The previous example is probably the most important one and will certainly come up more often than any other. It is, like other Jitte based skills, a matter of timing. When to cast your Jitte? When to equip it? The answer to both questions is normally the same – on turn 4. Black decks will have their Hideous Laughter up and running, and a Jitte equipped creature with two counters will give them difficulties; creature-based decks will have men that the Jitte can get to work and start killing. However, sometimes you don’t have access to four mana and sometimes, though rarely, Jitte is not even the correct play. Against a Splice-based deck, it is often far better to lay more creatures than spend lots of mana on a Jitte only to have the creature Psychic Puppetry’d, Eye of Nowhere’d or Consuming Vortexed. Against combo decks, a Hokori, Dustdrinker, a Laughter of your own or a needed Kodama’s Reach might all be stronger plays.

You need to assess when the Jitte is going to have maximum impact on a game. Sometimes turn 2 is perfectly acceptable, if you led with an Orochi Leafcaller or a Lantern Kami and you feel that the threat of an early Jitte is worth the risk. Often, you will be stuck on three mana, and will be faced with the decision of making a dork or the Jitte. The critter is normally the correct play, as you really do want to save your Jitte for when you can get an immediate use out of it; but there is always the threat that they might top a Jitte of their own, or that they might not be holding artifact removal, or, even simpler, that wasting a turn to just get the Jitte on the board ready to be equipped the next turn is the best play. These are all decisions that drastically differ given the game state but I hope that these considerations will help you make the correct play.

What should you do when your opponent has a Jitte? Pray. Swear. Concede. These are all valid options and, sadly enough, normally correct, but sometimes there are ways out, often involving stalling the game long enough to draw your own Jitte or some artifact removal. For the Jitte to get its counters, it needs to successfully deal combat damage.
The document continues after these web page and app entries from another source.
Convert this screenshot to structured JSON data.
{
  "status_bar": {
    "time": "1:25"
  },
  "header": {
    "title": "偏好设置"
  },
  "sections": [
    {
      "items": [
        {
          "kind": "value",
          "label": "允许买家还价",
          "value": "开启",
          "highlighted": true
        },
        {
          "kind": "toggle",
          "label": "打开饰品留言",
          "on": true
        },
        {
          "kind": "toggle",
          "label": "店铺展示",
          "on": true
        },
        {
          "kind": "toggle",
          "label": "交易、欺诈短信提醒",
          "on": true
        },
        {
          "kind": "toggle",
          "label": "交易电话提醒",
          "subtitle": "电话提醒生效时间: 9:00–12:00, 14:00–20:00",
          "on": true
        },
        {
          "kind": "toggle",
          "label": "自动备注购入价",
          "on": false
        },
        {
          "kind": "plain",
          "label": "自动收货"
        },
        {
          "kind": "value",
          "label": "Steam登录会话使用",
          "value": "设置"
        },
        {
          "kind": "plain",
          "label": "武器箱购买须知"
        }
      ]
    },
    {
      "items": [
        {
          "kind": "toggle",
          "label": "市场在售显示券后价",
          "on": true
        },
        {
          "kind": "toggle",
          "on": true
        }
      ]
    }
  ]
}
This means that if a Jitte is blocked by a Sakura-Tribe Elder or a Hana Kami, which is sacrificed before damage resolves, then no counters are added. Also something to remember about this is that if you are attacking with your own Jitte equipped Tribe Elder then you cannot sacrifice it because the Jitte will then not get its counters. Giving the blocking creature Protection from the Jitte’s color also works, as does simply preventing the damage, though using a Shining Shoal doesn’t work, as the redirected damage is still considered to be combat damage.

The most cunning trick I’ve discovered so far was, once again, in the WW mirror. My opponent’s Jitte was equipped to an Empty-Shrine Kannushi, when he attacked I used my Eight-and-a-Half-Tails to turn his Jitte White, so that it “fell off”. I’d be lying if I said it didn’t feel really good. Another way of fighting a Jitte, and this only really works for Black decks, is killing all of their men. It might sound simple but it’s difficult to do because as soon as the Jitte becomes active Laughter and, to a lesser degree, Sickening Shoal become less than useful. It is also standard practice to block the Jitte the first time it attacks assuming you can kill the equipped creature, in the hope that they won’t have another creature!

Having spoken so much of what will probably be the best deck, WW, I will leave you with a list. I will writing about it and the variations of the format’s other dominant decks, B/G/u and Snakes, in my next article. But until then, let me give you something to think about:

4 Isamaru, Hound of Konda

4 Lantern Kami

4 Kami of Ancient Law

4 Eight and a Half Tails

3 Samurai of the Pale Curtain

3 Tallow Wisp

3 Hokori, Dustdrinker

2 Cage of Hands

2 Indomitable Will

3 Blessed Breath

4 Umezawa’s Jitte

1 Eiganjo Castle

23 Plains

There are options still to be made to this version before one even considers a sideboard and I’ll be delving deep for the answers in my next article, so till then.

Quentin “not gonna be in Philly” Martin

[email protected]